The translations below need to be checked and inserted above into the appropriate translation tables, removing any numbers. Numbers do not necessarily match those in definitions. See instructions at Wiktionary:Entry layout#Translations.

VerbEdit

father (third-person singular simple present fathers, present participle fathering, simple past and past participle fathered)

  1. To be a father to; to sire.
  2. (figuratively) To give rise to.
  3. To act as a father; to support and nurture.
  4. To provide with a father.
    • Shakespeare
      Think you I am no stronger than my sex, / Being so fathered and so husbanded?
  5. To adopt as one's own.
    • Jonathan Swift
      Men of wit / Often fathered what he writ.

TranslationsEdit

See alsoEdit

AnagramsEdit


Middle EnglishEdit

NounEdit

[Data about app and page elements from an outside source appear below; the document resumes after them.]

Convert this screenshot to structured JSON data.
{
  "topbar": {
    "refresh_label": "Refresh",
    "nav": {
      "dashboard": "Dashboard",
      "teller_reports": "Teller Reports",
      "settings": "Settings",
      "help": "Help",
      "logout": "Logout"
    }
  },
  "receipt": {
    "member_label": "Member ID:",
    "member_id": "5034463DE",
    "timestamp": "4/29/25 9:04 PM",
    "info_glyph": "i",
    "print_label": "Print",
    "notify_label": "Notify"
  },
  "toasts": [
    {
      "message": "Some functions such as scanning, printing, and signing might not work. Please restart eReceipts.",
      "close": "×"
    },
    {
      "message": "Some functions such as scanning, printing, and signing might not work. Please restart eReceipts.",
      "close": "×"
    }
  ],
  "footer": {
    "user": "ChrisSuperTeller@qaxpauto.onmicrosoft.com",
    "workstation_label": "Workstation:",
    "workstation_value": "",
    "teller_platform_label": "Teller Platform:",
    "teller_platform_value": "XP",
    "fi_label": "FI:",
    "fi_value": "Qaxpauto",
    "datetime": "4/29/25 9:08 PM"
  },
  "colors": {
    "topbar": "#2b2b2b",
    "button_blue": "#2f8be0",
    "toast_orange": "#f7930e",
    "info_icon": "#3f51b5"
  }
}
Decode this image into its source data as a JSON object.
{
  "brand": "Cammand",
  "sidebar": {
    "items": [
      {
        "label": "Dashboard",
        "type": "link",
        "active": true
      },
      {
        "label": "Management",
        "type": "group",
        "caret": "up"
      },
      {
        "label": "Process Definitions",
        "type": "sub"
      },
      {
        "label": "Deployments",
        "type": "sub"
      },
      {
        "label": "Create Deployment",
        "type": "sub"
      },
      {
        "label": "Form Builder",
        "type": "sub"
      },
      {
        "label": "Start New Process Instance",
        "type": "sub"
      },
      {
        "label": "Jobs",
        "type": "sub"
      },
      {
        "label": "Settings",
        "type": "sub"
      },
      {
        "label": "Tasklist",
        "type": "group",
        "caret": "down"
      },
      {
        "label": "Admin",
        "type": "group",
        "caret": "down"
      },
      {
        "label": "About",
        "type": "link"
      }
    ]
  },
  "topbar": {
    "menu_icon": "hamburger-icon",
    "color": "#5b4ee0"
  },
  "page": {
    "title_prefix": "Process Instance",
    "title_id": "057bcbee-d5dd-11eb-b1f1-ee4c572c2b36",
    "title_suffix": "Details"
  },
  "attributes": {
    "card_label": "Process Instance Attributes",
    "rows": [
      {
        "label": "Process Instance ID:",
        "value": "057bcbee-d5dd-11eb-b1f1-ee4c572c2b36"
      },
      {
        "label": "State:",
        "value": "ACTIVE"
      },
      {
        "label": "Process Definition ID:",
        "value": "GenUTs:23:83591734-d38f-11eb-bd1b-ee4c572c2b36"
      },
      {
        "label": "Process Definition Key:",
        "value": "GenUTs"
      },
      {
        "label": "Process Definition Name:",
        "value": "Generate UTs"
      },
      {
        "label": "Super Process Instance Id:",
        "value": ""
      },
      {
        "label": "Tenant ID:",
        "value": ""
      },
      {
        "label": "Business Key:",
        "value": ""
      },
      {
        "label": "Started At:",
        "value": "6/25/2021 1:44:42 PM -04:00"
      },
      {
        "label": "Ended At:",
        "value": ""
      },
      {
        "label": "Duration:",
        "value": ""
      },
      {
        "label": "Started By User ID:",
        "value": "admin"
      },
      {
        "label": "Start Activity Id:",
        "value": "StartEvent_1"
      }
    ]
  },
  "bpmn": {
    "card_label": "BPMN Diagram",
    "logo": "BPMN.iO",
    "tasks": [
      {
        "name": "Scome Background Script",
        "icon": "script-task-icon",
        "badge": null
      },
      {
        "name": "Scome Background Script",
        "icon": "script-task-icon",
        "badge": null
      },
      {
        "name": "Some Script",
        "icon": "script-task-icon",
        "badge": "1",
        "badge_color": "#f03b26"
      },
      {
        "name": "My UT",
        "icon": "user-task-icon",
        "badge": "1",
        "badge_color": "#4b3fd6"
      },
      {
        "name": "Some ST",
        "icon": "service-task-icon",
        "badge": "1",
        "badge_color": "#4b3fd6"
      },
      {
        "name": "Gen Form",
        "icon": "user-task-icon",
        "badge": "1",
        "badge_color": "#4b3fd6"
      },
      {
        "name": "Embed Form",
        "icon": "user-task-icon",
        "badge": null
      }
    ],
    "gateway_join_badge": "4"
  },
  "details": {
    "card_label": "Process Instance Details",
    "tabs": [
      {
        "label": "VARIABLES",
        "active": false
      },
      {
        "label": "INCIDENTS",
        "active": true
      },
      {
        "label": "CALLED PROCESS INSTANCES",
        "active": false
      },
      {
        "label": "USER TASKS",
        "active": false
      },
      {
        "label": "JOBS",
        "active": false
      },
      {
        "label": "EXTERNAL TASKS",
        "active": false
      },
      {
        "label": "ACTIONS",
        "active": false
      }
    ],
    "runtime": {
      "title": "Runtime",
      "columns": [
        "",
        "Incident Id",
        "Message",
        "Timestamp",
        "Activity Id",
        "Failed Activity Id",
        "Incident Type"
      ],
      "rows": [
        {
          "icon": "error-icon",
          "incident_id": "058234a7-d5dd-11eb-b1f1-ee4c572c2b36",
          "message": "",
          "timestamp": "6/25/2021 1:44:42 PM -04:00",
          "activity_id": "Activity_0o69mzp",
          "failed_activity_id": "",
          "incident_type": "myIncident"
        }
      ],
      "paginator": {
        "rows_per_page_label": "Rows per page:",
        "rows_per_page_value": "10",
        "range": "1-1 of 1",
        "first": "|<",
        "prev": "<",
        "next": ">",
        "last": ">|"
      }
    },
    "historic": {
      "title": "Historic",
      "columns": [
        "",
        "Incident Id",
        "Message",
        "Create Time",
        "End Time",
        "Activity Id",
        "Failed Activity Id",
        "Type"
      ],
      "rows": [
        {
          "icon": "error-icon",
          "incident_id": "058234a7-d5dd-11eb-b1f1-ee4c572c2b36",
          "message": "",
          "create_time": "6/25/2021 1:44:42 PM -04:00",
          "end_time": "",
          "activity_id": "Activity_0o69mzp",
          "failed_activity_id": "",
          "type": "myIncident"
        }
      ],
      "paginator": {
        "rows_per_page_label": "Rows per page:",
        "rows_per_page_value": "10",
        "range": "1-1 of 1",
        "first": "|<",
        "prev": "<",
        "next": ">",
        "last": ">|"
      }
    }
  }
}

father

  1. (Late Middle English) Alternative form of fader